BELFAST — Kathy Given has been the Belfast harbormaster for 27 years. During that time the harbor has undergone a wide variety of changes. Over the last 10 years boat traffic in Belfast has spiked dramatically. Long, busy days are the norm for Given and her summer crew. Despite the workload, hospitality remains top of mind, as evidenced by this story from sailor Andrew Bills of Troy, N.H.

Kathy Given (right) has been the Belfast Harbormaster for 27 years. Photo by Jim Leonard

Bills is an avid sailor. Bills has been sailing the coast of New England for nearly 50 years. His current vessel, Red, is a 23-foot sloop that Bills lives on for much of the summer. Earlier this summer, Bills drifted into Belfast Harbor for a day to connect with a former student. When he docked his boat, he connected but found so much more.

“I sail a small sailboat, not a yacht,” Bills said, “and it is difficult sometimes to get treated fairly.”

Bills’ interaction with Given changed the course of his voyage.

“I found Kathy to be very capable,” Bills said. “(Given) not only treated me fairly but was very professional. As a result of the hospitality, I called my wife in New Hampshire, and she drove up to meet me and spend a few days in Belfast.”

Professionalism and hospitality are just a few of the services provided by Given and crew.

“We run a marina facility,” Given said. “For a municipality to have that is pretty special because you can take care of the public better and also it’s a source of revenue.”

Given, Deputy Harbormaster Brian Freel and a crew of three to four manage the entire harbor from marina to mooring fields. They understand that in many cases, they represent the welcoming committee for Belfast.

Colter Thibedeau (left) helps Dick Benson of St. Johns NB clean his boat. Photo by Jim Leonard

“Most people have their entire expendable income tied up in their boat,” Given said. “The little bit that you can help them out means a lot to them. I try to teach the crew that. We want to make them feel welcome and to spend money up town. It’s a win-win.”

With her degree in forestry and wildlife management, one might wonder how Given found her way to the ocean.

“I grew up in a small town in western Massachusetts,” Given said. “We used to come to South Harpswell in the summer and I’d make my way down to the marina. I just knew it’s where I wanted to be, beside the water.

After a five-year stint at Belfast Boat Yard, Given took the Belfast Harbormaster’s post in 1995. At that point Belfast Harbor was very different.

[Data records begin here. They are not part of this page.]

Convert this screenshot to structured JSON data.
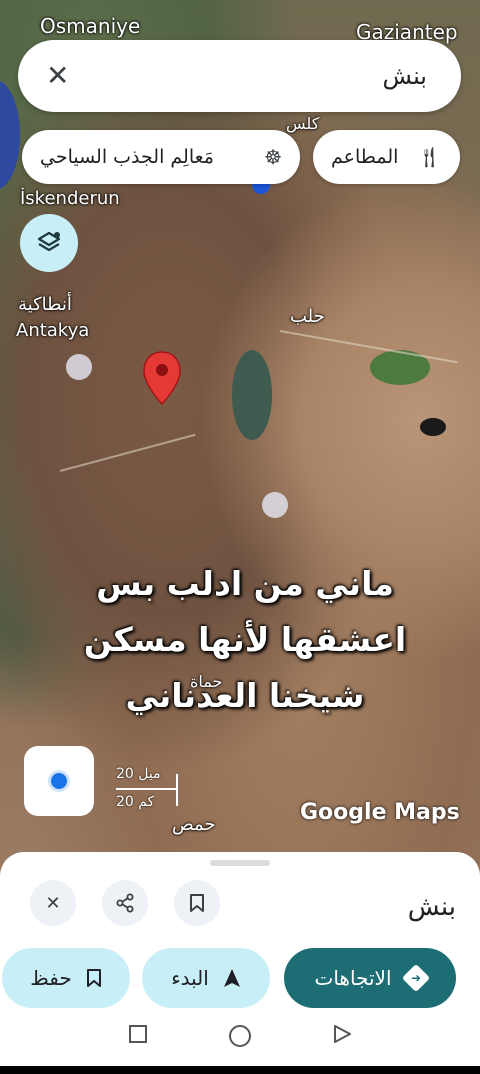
{
  "search": {
    "query": "بنش"
  },
  "chips": {
    "restaurants": "المطاعم",
    "attractions": "مَعالِم الجذب السياحي"
  },
  "map": {
    "labels": {
      "osmaniye": "Osmaniye",
      "gaziantep": "Gaziantep",
      "kilis": "كلس",
      "iskenderun": "İskenderun",
      "antakya_ar": "أنطاكية",
      "antakya": "Antakya",
      "aleppo": "حلب",
      "hama": "حماة",
      "homs": "حمص"
    },
    "scale": {
      "miles": "20 ميل",
      "km": "20 كم"
    },
    "attribution": "Google Maps"
  },
  "caption": {
    "line1": "ماني من ادلب بس",
    "line2": "اعشقها  لأنها مسكن",
    "line3": "شيخنا العدناني"
  },
  "place": {
    "title": "بنش"
  },
  "actions": {
    "directions": "الاتجاهات",
    "start": "البدء",
    "save": "حفظ"
  },
  "colors": {
    "primary": "#1d6d75",
    "secondary": "#c8eef7",
    "pin": "#e53935"
  }
}
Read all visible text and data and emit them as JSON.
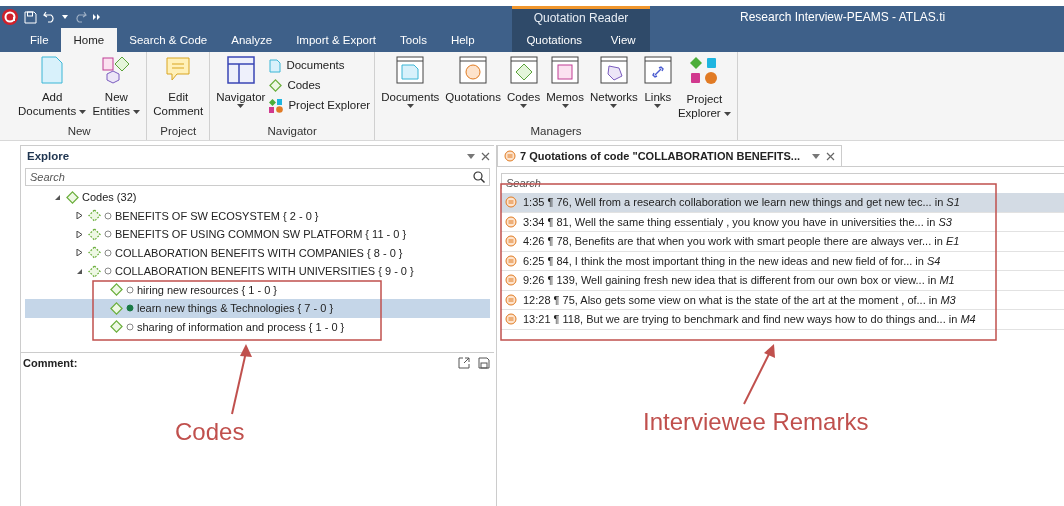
{
  "title_bar": {
    "title": "Research Interview-PEAMS - ATLAS.ti",
    "context_group": "Quotation Reader"
  },
  "menu_tabs": [
    {
      "label": "File",
      "selected": false
    },
    {
      "label": "Home",
      "selected": true
    },
    {
      "label": "Search & Code",
      "selected": false
    },
    {
      "label": "Analyze",
      "selected": false
    },
    {
      "label": "Import & Export",
      "selected": false
    },
    {
      "label": "Tools",
      "selected": false
    },
    {
      "label": "Help",
      "selected": false
    }
  ],
  "context_tabs": [
    {
      "label": "Quotations",
      "selected": false
    },
    {
      "label": "View",
      "selected": false
    }
  ],
  "ribbon": [
    {
      "label": "New",
      "items": [
        {
          "kind": "large",
          "lines": [
            "Add",
            "Documents"
          ],
          "dropdown": true
        },
        {
          "kind": "large",
          "lines": [
            "New",
            "Entities"
          ],
          "dropdown": true
        }
      ]
    },
    {
      "label": "Project",
      "items": [
        {
          "kind": "large",
          "lines": [
            "Edit",
            "Comment"
          ],
          "dropdown": false
        }
      ]
    },
    {
      "label": "Navigator",
      "items": [
        {
          "kind": "large",
          "lines": [
            "Navigator"
          ],
          "dropdown": true
        },
        {
          "kind": "small",
          "lines": [
            "Documents"
          ]
        },
        {
          "kind": "small",
          "lines": [
            "Codes"
          ]
        },
        {
          "kind": "small",
          "lines": [
            "Project Explorer"
          ]
        }
      ]
    },
    {
      "label": "Managers",
      "items": [
        {
          "kind": "large",
          "lines": [
            "Documents"
          ],
          "dropdown": true
        },
        {
          "kind": "large",
          "lines": [
            "Quotations"
          ],
          "dropdown": false
        },
        {
          "kind": "large",
          "lines": [
            "Codes"
          ],
          "dropdown": true
        },
        {
          "kind": "large",
          "lines": [
            "Memos"
          ],
          "dropdown": true
        },
        {
          "kind": "large",
          "lines": [
            "Networks"
          ],
          "dropdown": true
        },
        {
          "kind": "large",
          "lines": [
            "Links"
          ],
          "dropdown": true
        },
        {
          "kind": "large",
          "lines": [
            "Project",
            "Explorer"
          ],
          "dropdown": true
        }
      ]
    }
  ],
  "explore": {
    "title": "Explore",
    "search": {
      "placeholder": "Search"
    },
    "tree": [
      {
        "label": "Codes (32)",
        "expanded": true,
        "selected": false,
        "children": [
          {
            "label": "BENEFITS OF SW ECOSYSTEM",
            "count": "{ 2 - 0 }",
            "expanded": false,
            "marked": false,
            "selected": false
          },
          {
            "label": "BENEFITS OF USING COMMON SW PLATFORM",
            "count": "{ 11 - 0 }",
            "expanded": false,
            "marked": false,
            "selected": false
          },
          {
            "label": "COLLABORATION BENEFITS WITH COMPANIES",
            "count": "{ 8 - 0 }",
            "expanded": false,
            "marked": false,
            "selected": false
          },
          {
            "label": "COLLABORATION BENEFITS WITH UNIVERSITIES",
            "count": "{ 9 - 0 }",
            "expanded": true,
            "marked": false,
            "selected": false,
            "children": [
              {
                "label": "hiring new resources",
                "count": "{ 1 - 0 }",
                "marked": false,
                "selected": false
              },
              {
                "label": "learn new things & Technologies",
                "count": "{ 7 - 0 }",
                "marked": true,
                "selected": true
              },
              {
                "label": "sharing of information and process",
                "count": "{ 1 - 0 }",
                "marked": false,
                "selected": false
              }
            ]
          }
        ]
      }
    ],
    "comment_label": "Comment:"
  },
  "quotations": {
    "tab_title": "7 Quotations of code \"COLLABORATION BENEFITS...",
    "search": {
      "placeholder": "Search"
    },
    "rows": [
      {
        "text": "1:35 ¶ 76, Well from a research collaboration we learn new things and get new tec... in *S1*",
        "selected": true
      },
      {
        "text": "3:34 ¶ 81, Well the same thing essentialy , you know you have in universities the... in *S3*",
        "selected": false
      },
      {
        "text": "4:26 ¶ 78, Benefits are that when you work with smart people there are always ver... in *E1*",
        "selected": false
      },
      {
        "text": "6:25 ¶ 84, I think the most important thing in the new ideas and new field of for... in *S4*",
        "selected": false
      },
      {
        "text": "9:26 ¶ 139, Well gaining fresh new idea that is different from our own box or view... in *M1*",
        "selected": false
      },
      {
        "text": "12:28 ¶ 75, Also gets some view on what is the state of the art at the moment , of... in *M3*",
        "selected": false
      },
      {
        "text": "13:21 ¶ 118, But we are trying to benchmark and find new ways how to do things and... in *M4*",
        "selected": false
      }
    ]
  },
  "annotations": [
    {
      "label": "Codes"
    },
    {
      "label": "Interviewee Remarks"
    }
  ]
}
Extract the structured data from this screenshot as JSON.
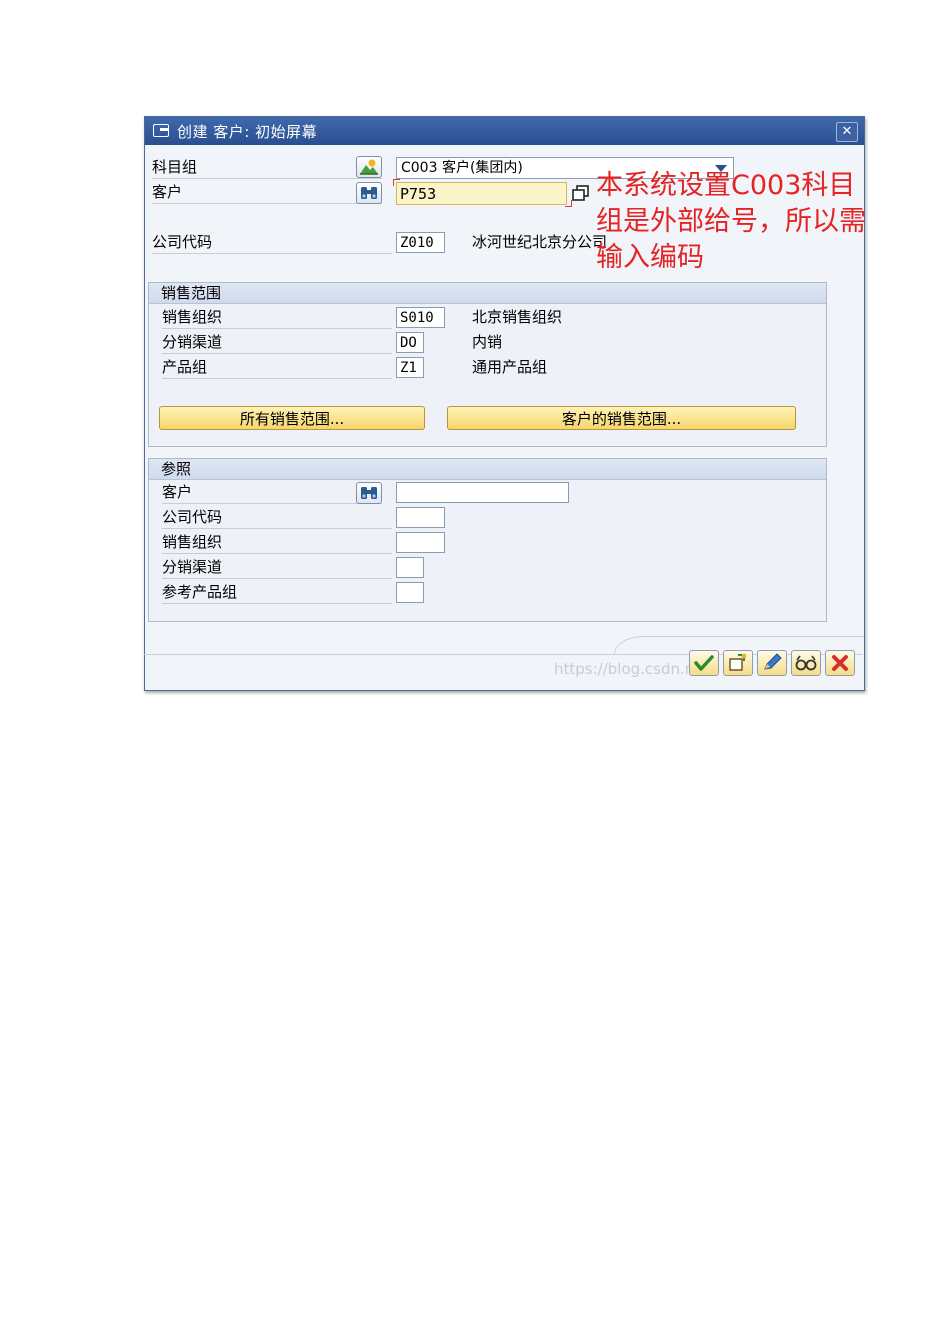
{
  "window": {
    "title": "创建 客户: 初始屏幕",
    "close_label": "✕"
  },
  "header_fields": {
    "account_group": {
      "label": "科目组",
      "value": "C003 客户(集团内)"
    },
    "customer": {
      "label": "客户",
      "value": "P753"
    },
    "company_code": {
      "label": "公司代码",
      "value": "Z010",
      "description": "冰河世纪北京分公司"
    }
  },
  "annotation": {
    "text": "本系统设置C003科目组是外部给号，所以需输入编码"
  },
  "sales_area": {
    "title": "销售范围",
    "sales_org": {
      "label": "销售组织",
      "value": "S010",
      "description": "北京销售组织"
    },
    "distribution_channel": {
      "label": "分销渠道",
      "value": "DO",
      "description": "内销"
    },
    "division": {
      "label": "产品组",
      "value": "Z1",
      "description": "通用产品组"
    },
    "all_sales_areas_button": "所有销售范围...",
    "customer_sales_areas_button": "客户的销售范围..."
  },
  "reference": {
    "title": "参照",
    "customer": {
      "label": "客户",
      "value": ""
    },
    "company_code": {
      "label": "公司代码",
      "value": ""
    },
    "sales_org": {
      "label": "销售组织",
      "value": ""
    },
    "distribution_channel": {
      "label": "分销渠道",
      "value": ""
    },
    "division": {
      "label": "参考产品组",
      "value": ""
    }
  },
  "watermark": "https://blog.csdn.net/",
  "colors": {
    "title_bar": "#2a4f91",
    "annotation": "#e42424",
    "required_field": "#fbf4c9",
    "button": "#f6d66e"
  },
  "icons": {
    "account_group": "landscape-icon",
    "customer_search": "binoculars-icon",
    "copy": "copy-icon",
    "toolbar": [
      "check-icon",
      "new-entries-icon",
      "edit-icon",
      "display-icon",
      "cancel-icon"
    ]
  }
}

“The poultry farms closed, and the harbor was nasty,” Given said. “There have been so many changes since then.”

The harbormaster position requires a thorough knowledge of state and federal laws, local codes and maritime law. Add to this the management of an ever-growing fleet of pleasure and commercial vessels.

“It can be tough trying to keep everybody happy,” Given said. “A lot of towns go through a lot of harbormasters. I feel fortunate to get along with everybody, and the town gives me discretion.”

Andrew Bills and his wife are buying what Given and her crew are selling at Belfast Marina.

“We went to many restaurants and cafes,” Bills said. “(We) found great food and shopped for goods. We enjoyed the harbor front and I found important gear I needed for my sailboat at local stores. Kudos to your harbormaster. Belfast is my new destination.”

Talk about a win-win.